Now, that's the personal bit. This idea of enjoying disagreements also applies to writing (big surprise, I know).

Villains. I love villains. Again, those of you who know me are already quite familiar with this fact. You know that I played the stereotypical, mustache-twirling, black-cape-wearing villain for four years in high school melodramas. For those of you who don't know that, now you do. If a story doesn't have a strong villain, a sinister-enough force for the heroes to reckon with, then the drama in the story feels hollow.

Call me a mercenary if you will, but this disagreements are an excellent way for learning about villains.

If, as it is often posited, all of our characters are a piece of ourselves given life, then our conflicts are going to be sadly one-dimensional. I don't think there is enough variety in both personality and opinion within myself for me to flesh out a fully-living cast of characters for one novel, let alone upwards toward a hundred. Even if I begin taking cues from my friends and family (as it is also often posited) and start inserting them into my stories, that only deepens the cast and conflicts by as much as I know them. Even though I've grown up with my siblings and my parents and have been close friends with several people for many years, there is a lot that they do and think that I don't understand or know about. So if I just take what I see, it's not going to help too much.

However, if I find myself disagreeing with someone -- be they friend, family, politician, or internet video host -- and really try to understand their opinion and see it from their point of view, that can really help to deepen the conflict in my characters. It will not only help to strengthen my villains, making each one a believable person with understandable motivations instead of one of my mustache-twirling gentlemen from high school, it will also help to increase the tension between my heroes. After all, nothing ever stays calm on the home front, especially when there are people involved.

Thus far, I'm somewhat surprised to say, the villains in my stories have been somewhat lack-luster. I suppose I rebelled against my younger love and have been striving to make my heroes shine. However, I know that there are some truly impressive villains in my roster. I just haven't gotten around to writing them yet.

Hopefully the disagreements I have will continue to help me build them into fully-realized characters. Maybe I'll even be known as "that writer with awesome villains." That'd be fun.

UPDATE: I have another new post over at The Vanishing Blog. It's the first in a series. You can check it out here.

1 comment:

  1. Like I told you on Skype, I don't entirely agree with your assertion that I don't like disagreeing with people. I don't mind it so long as it's a respectful disagreement. I don't get the idea the if I met Bob Chipman (MovieBob) he'd be especially nice about some of the things we disagree on. Maybe he puts on a bit of a character for his shows. I don't know. But he's fairly unapologetic about saying people who are skeptical of technology and progress are small-minded idiots.

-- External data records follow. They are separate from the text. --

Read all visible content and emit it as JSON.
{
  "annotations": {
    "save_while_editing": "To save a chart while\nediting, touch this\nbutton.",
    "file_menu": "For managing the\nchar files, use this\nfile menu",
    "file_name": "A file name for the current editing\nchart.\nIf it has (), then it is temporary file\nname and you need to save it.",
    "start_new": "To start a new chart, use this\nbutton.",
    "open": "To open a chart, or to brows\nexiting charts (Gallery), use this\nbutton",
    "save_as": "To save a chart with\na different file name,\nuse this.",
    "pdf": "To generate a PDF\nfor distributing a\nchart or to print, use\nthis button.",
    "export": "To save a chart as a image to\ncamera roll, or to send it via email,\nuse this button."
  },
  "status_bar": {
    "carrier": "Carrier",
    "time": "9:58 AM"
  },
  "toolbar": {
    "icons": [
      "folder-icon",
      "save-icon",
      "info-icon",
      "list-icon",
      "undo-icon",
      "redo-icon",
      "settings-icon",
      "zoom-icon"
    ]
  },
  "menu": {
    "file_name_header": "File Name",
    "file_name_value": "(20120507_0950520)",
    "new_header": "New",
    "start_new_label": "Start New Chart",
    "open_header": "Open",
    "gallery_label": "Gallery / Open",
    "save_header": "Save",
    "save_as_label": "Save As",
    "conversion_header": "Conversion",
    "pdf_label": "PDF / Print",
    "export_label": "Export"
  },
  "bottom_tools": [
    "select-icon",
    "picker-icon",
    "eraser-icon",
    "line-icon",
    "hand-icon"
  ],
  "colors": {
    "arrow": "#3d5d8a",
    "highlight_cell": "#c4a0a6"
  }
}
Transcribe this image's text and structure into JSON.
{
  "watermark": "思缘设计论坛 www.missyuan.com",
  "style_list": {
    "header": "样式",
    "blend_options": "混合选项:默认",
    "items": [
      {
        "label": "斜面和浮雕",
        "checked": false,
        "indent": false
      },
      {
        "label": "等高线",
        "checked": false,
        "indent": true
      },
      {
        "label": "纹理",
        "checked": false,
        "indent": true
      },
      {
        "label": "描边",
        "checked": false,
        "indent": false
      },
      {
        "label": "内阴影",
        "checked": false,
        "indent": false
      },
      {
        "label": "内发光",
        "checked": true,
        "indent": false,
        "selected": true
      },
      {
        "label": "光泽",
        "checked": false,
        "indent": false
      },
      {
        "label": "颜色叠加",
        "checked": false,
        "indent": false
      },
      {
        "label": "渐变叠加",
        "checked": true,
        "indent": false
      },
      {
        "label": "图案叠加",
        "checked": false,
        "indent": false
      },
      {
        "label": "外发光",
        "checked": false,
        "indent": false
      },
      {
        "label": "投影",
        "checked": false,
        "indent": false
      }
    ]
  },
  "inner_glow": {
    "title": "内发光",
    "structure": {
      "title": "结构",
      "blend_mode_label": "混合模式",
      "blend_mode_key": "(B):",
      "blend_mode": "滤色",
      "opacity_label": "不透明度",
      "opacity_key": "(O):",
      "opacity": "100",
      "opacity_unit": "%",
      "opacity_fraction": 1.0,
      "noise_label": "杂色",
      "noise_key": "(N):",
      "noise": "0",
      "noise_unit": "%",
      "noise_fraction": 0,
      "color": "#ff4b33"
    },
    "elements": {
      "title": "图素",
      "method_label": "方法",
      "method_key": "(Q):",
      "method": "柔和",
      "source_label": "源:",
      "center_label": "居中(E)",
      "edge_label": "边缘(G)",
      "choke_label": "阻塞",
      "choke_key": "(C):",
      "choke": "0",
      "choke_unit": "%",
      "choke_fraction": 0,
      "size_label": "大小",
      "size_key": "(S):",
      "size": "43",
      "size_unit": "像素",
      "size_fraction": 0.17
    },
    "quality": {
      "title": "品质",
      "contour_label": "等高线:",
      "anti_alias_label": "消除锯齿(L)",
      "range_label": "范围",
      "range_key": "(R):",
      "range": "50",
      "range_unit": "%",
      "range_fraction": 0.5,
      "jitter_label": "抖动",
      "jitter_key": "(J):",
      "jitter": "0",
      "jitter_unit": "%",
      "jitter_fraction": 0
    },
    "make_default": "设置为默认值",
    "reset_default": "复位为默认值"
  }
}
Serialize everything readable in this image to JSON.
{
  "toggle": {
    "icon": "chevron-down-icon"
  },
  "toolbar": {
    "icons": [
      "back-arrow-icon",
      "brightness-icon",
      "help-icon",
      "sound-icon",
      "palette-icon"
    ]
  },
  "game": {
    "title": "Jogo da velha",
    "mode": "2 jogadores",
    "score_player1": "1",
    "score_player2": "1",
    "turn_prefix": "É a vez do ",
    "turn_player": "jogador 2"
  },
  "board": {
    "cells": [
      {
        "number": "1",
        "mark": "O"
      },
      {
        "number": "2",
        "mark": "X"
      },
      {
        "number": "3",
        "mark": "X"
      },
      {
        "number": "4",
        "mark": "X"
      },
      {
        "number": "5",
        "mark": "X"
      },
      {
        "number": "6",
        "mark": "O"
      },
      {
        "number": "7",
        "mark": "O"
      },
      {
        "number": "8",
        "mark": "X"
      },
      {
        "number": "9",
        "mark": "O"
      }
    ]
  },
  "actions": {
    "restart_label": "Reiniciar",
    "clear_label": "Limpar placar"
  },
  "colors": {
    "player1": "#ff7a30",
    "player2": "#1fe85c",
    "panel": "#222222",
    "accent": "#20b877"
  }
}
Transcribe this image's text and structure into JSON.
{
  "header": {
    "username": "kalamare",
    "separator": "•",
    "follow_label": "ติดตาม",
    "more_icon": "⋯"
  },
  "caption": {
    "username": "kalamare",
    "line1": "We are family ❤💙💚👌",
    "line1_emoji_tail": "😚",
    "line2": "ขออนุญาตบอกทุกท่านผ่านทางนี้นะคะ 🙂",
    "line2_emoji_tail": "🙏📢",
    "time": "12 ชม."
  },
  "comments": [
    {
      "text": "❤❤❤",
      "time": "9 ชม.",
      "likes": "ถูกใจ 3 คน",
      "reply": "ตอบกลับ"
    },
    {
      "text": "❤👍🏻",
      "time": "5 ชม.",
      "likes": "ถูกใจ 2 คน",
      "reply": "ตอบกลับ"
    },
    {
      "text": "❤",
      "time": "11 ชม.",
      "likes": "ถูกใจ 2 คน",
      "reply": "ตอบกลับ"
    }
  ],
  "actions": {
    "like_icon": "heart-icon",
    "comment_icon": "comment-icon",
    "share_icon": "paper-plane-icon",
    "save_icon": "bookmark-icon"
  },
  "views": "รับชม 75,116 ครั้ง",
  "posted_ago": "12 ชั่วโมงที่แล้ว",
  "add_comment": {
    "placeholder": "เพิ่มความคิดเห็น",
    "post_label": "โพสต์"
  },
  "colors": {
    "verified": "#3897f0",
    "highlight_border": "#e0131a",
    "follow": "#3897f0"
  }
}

    I am probably less easy to disagree with than you. That's why we get along. ;)

    Seriously though, arguments, debates, and clash of ideas... this how you learn to make real people in your stories. It's a fantastic method to learn more about people. The more we are able to see each other as well-rounded human begins and less as caricatures and labels, the more we are able to show Christlike compassion to others. We can only love properly when we realize that the people we disagree with and have the tendency to dislike are people just like us. And we are certainly not without fault. In as much as our debates and discussions lead us to that attitude, they are wonderfully healthy exercises.